[Provided records — start]

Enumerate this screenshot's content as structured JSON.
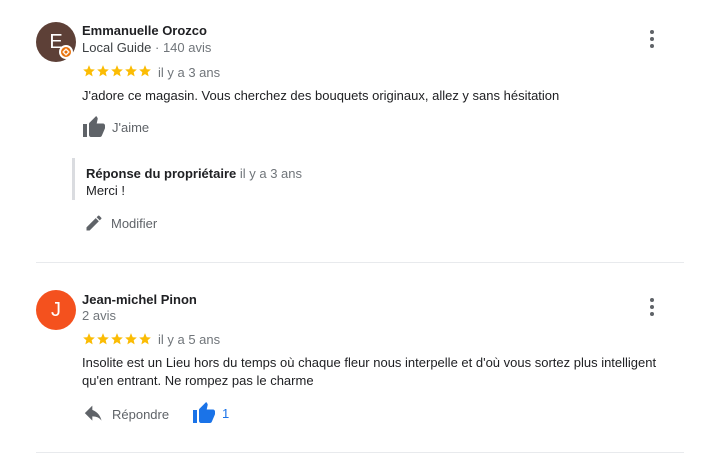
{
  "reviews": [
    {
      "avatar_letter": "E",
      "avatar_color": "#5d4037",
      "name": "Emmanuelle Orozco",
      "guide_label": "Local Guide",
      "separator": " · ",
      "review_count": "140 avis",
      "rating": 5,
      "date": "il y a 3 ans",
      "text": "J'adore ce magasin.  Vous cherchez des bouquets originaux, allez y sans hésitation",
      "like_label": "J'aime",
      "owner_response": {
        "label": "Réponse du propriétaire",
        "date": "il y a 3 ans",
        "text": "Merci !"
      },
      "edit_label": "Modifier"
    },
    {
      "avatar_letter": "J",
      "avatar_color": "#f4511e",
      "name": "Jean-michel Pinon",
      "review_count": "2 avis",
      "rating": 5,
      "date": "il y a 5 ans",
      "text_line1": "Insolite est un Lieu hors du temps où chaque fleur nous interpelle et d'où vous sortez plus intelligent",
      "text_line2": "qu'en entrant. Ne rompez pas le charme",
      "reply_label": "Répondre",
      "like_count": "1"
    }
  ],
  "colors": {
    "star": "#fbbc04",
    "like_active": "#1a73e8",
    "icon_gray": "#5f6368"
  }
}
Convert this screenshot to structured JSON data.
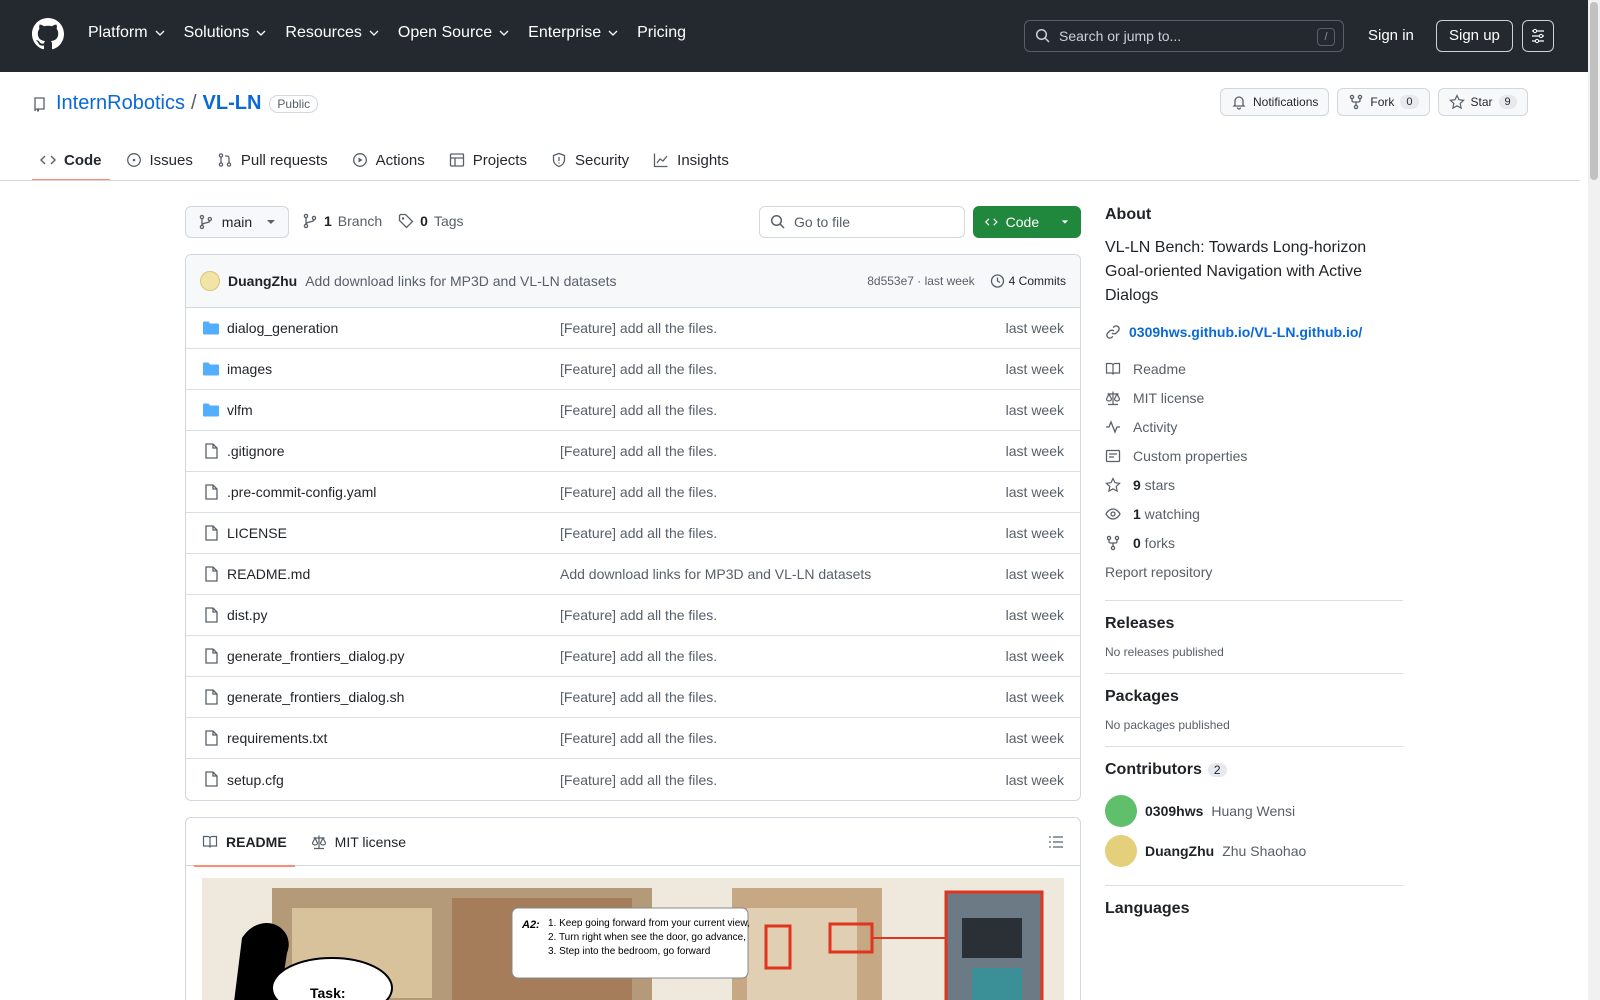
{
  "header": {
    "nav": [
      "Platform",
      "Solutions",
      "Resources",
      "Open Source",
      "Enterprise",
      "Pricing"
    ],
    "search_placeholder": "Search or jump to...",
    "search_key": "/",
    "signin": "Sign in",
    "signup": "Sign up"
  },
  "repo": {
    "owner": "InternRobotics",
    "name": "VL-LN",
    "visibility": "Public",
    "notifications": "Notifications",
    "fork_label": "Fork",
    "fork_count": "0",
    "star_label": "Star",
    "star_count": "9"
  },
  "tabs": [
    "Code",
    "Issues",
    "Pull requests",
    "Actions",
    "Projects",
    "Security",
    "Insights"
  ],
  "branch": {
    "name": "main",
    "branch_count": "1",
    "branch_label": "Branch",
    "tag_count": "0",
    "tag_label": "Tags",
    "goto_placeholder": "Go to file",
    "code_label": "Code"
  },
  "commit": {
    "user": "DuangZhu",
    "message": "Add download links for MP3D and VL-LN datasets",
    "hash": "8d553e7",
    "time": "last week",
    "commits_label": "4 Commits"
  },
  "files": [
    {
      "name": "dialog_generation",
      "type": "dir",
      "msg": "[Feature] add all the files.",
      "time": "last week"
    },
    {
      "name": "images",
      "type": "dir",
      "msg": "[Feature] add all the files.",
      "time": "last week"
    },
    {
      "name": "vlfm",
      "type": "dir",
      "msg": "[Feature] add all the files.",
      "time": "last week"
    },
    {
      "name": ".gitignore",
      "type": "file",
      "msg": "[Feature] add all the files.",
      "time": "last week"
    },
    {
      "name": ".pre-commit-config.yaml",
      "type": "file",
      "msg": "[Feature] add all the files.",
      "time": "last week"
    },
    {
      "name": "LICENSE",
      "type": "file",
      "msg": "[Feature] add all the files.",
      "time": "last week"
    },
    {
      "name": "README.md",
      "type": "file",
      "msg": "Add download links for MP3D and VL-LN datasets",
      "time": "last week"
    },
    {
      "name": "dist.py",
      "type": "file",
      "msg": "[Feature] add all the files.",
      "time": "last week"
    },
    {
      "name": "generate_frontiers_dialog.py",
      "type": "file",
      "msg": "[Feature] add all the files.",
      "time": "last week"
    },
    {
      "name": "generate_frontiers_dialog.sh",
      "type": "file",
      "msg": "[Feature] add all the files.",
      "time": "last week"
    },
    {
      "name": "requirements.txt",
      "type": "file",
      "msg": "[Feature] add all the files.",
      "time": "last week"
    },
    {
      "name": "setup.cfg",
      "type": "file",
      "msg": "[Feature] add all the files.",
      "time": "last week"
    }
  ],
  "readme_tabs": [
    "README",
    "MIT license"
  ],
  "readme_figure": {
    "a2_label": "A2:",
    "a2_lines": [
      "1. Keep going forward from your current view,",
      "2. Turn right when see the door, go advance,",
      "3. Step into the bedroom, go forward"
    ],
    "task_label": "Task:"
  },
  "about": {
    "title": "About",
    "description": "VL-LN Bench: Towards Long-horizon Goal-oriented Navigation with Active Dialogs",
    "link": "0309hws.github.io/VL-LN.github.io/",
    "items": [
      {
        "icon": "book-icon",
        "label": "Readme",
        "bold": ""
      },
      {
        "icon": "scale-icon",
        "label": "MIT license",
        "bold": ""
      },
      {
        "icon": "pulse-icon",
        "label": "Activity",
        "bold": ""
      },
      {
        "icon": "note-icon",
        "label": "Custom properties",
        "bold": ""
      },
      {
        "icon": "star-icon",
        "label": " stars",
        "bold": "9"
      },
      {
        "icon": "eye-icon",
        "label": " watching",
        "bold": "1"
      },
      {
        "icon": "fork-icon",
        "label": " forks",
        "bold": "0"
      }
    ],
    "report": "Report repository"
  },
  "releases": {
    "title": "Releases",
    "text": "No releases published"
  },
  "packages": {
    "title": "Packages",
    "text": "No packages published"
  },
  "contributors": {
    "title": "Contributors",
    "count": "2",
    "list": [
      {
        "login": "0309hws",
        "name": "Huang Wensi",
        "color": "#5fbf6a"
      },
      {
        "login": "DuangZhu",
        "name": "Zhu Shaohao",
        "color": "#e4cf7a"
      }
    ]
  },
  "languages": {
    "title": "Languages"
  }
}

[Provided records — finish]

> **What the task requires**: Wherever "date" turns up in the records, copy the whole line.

> **Response area**:
      "date": "il y a 3 ans",
        "date": "il y a 3 ans",
      "date": "il y a 5 ans",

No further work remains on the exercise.